Is there anyone who doesn't love lasagna? Its layered pasta sheets filled with a variety of meaty, cheesy goodness are a menu staple in Italian restaurants, and a comfort food favorite baked in home kitchens around the globe.

If you're a habitué of Italian restaurants, you've probably encountered many subtly different versions of this classic dish: with or without spinach; with or without meat, be it ground beef or Italian sausage; and with cheeses ranging from ricotta and mozzarella to parmesan and more.

There are so many variations that at some point you probably wondered: what was the original version?
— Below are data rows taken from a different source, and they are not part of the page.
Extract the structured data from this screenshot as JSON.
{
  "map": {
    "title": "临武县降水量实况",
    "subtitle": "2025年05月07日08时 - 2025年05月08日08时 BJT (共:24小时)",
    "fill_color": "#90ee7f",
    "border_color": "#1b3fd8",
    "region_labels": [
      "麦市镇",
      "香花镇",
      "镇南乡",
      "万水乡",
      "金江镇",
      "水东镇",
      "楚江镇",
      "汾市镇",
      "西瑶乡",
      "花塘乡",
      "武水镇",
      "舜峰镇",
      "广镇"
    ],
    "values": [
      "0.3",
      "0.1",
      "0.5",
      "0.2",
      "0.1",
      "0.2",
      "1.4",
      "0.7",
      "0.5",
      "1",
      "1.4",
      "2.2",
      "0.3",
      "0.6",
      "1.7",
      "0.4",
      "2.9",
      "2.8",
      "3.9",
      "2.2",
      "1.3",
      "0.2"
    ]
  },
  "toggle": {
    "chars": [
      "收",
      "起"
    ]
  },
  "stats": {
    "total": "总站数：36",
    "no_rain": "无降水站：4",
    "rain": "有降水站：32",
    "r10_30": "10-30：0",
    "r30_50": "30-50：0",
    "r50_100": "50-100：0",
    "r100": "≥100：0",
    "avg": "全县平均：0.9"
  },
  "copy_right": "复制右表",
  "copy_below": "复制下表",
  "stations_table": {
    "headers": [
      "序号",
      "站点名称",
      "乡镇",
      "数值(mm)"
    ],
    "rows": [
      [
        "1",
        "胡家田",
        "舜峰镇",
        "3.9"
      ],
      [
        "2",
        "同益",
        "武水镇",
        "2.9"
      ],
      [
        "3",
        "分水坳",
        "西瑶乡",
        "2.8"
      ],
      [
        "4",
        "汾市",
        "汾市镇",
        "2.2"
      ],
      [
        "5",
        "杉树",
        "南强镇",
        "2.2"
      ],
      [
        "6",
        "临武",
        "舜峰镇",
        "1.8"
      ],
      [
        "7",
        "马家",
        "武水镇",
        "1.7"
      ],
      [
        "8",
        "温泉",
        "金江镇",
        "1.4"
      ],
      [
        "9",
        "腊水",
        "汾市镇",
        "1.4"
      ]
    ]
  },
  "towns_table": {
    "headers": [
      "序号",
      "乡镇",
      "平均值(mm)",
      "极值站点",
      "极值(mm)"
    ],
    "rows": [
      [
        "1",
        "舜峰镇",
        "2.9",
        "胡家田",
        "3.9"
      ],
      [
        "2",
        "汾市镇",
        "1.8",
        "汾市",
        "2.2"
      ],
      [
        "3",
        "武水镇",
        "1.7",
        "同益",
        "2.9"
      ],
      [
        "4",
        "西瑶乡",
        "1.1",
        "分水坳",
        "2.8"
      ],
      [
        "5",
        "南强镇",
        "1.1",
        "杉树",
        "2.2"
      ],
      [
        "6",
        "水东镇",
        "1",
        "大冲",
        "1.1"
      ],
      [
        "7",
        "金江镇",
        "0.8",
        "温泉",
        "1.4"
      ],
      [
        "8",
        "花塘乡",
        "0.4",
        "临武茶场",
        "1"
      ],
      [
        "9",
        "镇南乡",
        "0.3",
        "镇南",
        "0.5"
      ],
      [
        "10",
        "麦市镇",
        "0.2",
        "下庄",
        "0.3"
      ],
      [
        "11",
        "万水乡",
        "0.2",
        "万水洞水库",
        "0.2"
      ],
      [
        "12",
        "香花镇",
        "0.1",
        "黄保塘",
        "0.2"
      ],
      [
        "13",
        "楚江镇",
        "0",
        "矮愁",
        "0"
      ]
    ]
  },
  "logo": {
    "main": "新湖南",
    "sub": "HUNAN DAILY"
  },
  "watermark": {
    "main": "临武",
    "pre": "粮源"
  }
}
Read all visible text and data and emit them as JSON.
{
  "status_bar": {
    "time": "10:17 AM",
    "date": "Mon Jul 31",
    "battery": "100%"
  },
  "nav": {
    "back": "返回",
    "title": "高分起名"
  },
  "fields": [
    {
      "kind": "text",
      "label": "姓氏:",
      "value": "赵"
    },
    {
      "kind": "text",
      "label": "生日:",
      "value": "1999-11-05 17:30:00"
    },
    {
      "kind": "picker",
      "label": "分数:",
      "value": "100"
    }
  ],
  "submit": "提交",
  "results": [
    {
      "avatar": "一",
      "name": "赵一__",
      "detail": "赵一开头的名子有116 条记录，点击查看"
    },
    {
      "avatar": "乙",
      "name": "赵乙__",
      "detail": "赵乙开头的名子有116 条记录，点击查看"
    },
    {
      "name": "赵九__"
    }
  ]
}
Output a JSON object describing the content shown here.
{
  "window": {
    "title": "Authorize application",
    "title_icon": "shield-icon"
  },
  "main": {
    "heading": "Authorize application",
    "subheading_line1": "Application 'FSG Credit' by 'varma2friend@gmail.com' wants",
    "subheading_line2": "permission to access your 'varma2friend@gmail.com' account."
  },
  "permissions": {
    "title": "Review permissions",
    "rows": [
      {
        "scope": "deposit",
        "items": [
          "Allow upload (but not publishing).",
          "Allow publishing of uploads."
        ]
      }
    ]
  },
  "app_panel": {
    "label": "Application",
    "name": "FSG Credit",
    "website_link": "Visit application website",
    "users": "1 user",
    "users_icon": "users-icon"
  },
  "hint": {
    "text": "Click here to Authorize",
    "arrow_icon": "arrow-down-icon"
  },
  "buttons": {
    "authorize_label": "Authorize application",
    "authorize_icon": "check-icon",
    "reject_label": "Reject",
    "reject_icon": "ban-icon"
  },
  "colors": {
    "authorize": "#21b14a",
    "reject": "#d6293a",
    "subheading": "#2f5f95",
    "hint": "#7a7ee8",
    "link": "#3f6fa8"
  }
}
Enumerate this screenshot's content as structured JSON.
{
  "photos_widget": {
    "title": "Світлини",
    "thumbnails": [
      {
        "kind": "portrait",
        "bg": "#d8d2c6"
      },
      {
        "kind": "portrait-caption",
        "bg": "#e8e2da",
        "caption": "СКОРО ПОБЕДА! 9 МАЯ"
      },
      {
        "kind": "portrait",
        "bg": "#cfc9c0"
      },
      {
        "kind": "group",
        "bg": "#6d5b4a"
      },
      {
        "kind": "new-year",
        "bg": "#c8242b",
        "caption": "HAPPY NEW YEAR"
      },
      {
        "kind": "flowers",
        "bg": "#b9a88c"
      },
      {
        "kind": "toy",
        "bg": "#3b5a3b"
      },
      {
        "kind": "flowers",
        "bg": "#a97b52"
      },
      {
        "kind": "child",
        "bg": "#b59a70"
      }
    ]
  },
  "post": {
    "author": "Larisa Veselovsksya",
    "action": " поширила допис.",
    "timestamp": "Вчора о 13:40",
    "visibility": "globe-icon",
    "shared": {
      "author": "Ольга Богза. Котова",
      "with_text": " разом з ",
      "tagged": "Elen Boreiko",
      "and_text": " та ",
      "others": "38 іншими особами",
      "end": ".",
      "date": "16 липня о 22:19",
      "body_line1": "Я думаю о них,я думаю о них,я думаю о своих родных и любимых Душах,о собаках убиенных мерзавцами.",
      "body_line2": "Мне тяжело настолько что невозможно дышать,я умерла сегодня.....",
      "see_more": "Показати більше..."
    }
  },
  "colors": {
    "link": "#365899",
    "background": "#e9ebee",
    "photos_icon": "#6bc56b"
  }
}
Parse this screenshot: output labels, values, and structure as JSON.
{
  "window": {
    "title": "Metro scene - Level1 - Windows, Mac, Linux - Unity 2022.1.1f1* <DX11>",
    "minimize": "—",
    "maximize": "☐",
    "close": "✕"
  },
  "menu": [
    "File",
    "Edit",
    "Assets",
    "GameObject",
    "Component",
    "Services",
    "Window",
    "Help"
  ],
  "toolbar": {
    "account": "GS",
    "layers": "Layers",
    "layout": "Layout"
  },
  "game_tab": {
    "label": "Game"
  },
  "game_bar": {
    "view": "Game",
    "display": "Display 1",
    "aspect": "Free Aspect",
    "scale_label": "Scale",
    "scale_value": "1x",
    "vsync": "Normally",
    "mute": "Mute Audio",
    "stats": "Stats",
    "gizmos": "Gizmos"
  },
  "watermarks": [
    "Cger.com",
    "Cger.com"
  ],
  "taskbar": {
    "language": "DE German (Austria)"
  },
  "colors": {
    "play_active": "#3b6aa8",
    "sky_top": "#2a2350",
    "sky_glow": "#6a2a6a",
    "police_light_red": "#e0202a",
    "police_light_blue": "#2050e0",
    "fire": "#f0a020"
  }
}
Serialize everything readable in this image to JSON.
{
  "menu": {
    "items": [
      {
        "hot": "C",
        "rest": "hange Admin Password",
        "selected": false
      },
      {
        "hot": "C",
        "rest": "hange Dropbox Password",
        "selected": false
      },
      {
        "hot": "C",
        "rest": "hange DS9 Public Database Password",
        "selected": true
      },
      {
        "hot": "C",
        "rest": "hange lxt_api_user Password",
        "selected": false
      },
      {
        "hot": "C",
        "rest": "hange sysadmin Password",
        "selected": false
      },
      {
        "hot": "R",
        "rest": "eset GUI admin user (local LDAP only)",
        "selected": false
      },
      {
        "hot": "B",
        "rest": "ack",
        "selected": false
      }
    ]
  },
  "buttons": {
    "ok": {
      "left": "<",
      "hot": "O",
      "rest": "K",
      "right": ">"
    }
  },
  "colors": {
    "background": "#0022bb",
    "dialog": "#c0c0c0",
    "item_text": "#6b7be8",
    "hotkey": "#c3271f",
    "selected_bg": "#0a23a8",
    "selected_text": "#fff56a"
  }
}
What were the ingredients used in the original lasagna? Trust us: it's nothing like what you'd imagine. Indeed, the original version is completely unrecognizable from the lasagna we enjoy today. As a matter of fact, lasagna's origin isn't even in Italy.

That's right. You heard us. The true origin of lasagna is in Ancient Greece, where according to Mi'Talia, a dish called laganon was popular. Laganon, as it happens, was the first pasta, made from sheets of dough cut into thin strips. 

The evolution of lasagna

So how did pasta end up in Italy? Well, when the Ancient Romans conquered the Ancient Greeks in 146 BC, they were introduced to laganon, which, as Italian Garden notes, they immediately took a liking to. The Romans took pasta back home and created a primitive version of lasagna with it, called lasagne patina. This early version, according to National Geographic, included ingredients as unlikely as fish and sow's belly.

But as century after century passed, lasagna continued to evolve. As Italy Magazine relates, in 1284 Fra' Salimbene da Parma famously said of another friar: "I've never seen anyone stuffing himself on lasagna with cheese so pleasurably and so fully as him."

Researchers in Great Britain have discovered an Italian recipe in a cookbook that dates from 1390, per Italian Garden, although tomato sauce doesn't make its first recorded appearance in a recipe until the 1880s in Naples. As Mi'Talia confirms, Naples was an important center for the evolution of lasagna during the Middle Ages.

The layered lasagna we now know and love, however, was popularized by Francesco Zambrini from Bologna in the 19th century. This version is the derivation of lasagna as it is now made in Italian restaurants around the U.S., per Italy Magazine.

So, there you have it. That's the true history of lasagna. Its name may have originated in Greece, but the dish itself is 100% Italian.